Match the word "Siona". Return each line of the data below where it appears.

(Working data Opens)

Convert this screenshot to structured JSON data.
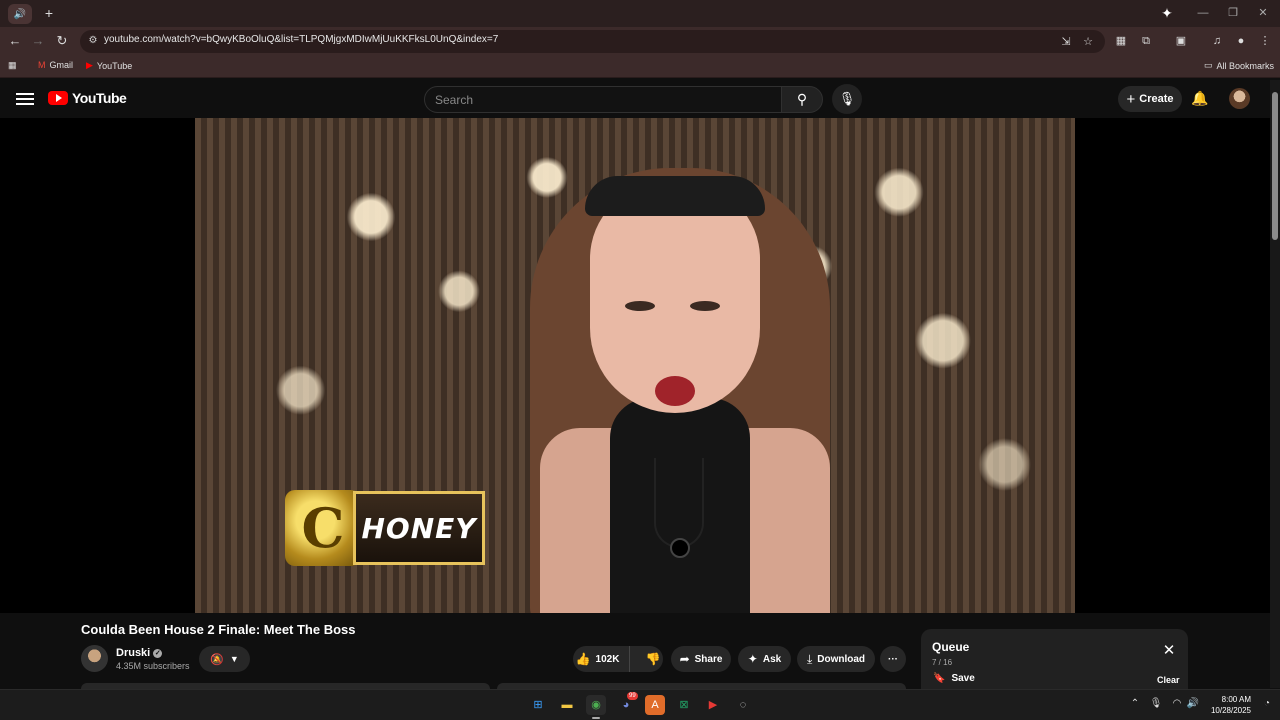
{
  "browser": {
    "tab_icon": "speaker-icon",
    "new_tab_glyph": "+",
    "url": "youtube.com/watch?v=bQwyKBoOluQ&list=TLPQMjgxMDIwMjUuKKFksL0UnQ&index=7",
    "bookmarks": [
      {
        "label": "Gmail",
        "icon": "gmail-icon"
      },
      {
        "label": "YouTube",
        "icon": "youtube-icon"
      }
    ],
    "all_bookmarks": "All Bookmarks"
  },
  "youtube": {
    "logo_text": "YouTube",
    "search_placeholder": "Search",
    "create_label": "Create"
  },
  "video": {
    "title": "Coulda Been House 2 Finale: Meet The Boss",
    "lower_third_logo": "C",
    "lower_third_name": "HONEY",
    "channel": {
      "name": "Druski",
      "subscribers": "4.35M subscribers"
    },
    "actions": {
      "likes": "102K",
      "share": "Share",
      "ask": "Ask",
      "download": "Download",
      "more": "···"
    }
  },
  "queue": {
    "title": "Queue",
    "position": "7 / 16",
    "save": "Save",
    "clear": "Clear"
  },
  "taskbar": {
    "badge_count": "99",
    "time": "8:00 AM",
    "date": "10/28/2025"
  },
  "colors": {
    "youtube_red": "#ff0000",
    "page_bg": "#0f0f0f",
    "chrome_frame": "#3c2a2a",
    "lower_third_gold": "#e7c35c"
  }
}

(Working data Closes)
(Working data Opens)

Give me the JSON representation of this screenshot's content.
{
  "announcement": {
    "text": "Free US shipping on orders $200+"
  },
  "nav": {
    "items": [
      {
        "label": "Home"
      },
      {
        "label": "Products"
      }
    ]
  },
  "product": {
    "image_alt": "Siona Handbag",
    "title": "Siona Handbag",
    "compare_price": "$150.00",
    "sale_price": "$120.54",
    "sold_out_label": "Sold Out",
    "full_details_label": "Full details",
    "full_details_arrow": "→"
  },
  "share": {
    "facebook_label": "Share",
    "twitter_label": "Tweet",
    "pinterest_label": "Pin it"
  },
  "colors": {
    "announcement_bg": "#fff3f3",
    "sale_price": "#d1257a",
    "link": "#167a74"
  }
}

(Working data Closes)

• _Result for this task_
    "image_alt": "Siona Handbag",
    "title": "Siona Handbag",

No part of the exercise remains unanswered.